MATERIALS PROVIDED START
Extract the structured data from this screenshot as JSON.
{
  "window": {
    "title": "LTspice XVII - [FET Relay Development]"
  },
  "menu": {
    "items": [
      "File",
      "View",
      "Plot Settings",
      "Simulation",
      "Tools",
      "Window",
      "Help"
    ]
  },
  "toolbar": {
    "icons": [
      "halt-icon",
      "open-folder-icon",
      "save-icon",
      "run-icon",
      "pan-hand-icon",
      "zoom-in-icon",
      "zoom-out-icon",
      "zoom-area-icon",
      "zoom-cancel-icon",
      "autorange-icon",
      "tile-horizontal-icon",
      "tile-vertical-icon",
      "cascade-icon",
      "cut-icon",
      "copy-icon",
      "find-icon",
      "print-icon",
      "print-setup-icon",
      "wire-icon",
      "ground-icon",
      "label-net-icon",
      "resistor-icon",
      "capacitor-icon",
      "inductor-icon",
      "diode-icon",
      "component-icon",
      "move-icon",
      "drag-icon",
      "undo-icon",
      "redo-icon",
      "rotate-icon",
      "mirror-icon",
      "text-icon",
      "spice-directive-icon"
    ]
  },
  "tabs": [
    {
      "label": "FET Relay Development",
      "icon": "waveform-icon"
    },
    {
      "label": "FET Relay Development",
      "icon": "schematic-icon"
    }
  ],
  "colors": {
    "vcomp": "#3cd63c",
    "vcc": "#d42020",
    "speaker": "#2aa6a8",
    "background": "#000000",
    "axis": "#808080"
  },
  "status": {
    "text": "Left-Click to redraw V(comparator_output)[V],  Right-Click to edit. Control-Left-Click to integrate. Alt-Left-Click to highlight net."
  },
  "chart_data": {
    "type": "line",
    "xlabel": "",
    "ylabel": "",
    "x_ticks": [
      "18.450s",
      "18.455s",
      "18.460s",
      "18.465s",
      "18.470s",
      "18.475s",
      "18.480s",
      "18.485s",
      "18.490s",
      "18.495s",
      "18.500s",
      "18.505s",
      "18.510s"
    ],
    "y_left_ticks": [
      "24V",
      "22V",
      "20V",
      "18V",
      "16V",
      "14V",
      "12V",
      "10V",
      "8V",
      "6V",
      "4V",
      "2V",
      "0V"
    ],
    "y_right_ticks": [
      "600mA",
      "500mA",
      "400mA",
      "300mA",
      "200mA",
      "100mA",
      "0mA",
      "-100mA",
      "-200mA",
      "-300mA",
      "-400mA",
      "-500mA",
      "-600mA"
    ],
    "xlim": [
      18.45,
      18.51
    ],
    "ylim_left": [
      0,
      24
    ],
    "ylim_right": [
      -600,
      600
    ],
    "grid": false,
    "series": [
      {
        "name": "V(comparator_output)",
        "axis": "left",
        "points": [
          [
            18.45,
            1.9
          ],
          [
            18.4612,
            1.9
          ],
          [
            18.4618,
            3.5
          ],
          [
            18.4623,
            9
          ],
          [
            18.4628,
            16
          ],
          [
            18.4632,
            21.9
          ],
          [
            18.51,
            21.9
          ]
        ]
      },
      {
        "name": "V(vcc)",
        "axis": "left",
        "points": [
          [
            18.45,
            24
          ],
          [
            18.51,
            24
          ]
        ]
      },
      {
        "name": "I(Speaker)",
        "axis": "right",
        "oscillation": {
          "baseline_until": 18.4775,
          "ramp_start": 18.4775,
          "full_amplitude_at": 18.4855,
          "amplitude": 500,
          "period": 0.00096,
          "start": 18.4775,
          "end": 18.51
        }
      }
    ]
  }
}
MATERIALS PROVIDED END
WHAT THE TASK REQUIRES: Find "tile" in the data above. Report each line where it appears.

RESPONSE TO THIS TASK:
      "tile-horizontal-icon",
      "tile-vertical-icon",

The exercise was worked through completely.